-- What needs to be done --
Based on the entries below, how many lines contain the word "JSON"? Respond with only the number.

-- Records shown --

※ ※ ※

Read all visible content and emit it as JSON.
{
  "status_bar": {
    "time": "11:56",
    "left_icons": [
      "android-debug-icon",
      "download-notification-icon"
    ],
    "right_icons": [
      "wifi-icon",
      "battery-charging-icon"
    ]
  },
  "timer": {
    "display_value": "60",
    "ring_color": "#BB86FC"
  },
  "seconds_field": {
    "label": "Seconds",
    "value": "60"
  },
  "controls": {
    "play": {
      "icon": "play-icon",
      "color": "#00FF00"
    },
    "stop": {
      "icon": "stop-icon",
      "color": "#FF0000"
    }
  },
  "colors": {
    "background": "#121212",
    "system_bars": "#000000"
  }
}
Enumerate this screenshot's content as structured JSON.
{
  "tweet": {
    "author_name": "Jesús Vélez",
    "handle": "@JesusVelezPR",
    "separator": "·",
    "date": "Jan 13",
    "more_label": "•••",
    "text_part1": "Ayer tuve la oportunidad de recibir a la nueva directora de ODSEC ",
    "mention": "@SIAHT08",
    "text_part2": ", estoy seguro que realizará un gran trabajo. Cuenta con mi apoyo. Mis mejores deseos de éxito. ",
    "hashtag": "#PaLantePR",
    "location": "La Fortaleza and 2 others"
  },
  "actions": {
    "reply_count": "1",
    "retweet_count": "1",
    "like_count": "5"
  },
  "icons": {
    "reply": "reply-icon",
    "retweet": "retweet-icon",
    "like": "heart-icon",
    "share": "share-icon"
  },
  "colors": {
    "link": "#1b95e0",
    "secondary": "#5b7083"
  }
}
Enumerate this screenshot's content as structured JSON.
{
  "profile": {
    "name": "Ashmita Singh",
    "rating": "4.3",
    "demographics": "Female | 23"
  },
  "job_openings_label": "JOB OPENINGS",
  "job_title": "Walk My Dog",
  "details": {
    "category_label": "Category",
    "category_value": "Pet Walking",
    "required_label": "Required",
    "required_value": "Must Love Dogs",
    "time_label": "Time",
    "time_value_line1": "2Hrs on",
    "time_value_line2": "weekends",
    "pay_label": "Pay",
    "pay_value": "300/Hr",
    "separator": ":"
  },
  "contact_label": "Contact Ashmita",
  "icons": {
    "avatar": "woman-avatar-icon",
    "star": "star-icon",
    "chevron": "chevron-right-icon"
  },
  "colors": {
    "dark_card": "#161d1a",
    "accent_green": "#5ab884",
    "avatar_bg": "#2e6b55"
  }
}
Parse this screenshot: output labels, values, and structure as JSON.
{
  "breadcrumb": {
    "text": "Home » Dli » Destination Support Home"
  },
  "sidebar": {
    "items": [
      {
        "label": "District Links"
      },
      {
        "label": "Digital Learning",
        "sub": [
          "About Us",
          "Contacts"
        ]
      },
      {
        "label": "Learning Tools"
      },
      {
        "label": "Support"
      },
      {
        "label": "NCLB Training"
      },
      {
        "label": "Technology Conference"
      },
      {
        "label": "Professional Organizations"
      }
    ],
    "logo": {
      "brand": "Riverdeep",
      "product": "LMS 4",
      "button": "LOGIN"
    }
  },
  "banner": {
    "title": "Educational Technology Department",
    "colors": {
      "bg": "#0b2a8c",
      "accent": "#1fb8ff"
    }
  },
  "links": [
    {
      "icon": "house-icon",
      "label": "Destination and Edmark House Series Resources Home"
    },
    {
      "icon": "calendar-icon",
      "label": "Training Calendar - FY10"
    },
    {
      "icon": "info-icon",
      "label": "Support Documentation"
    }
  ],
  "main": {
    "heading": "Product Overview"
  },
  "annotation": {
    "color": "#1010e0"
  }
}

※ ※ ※

-- Task answer --
4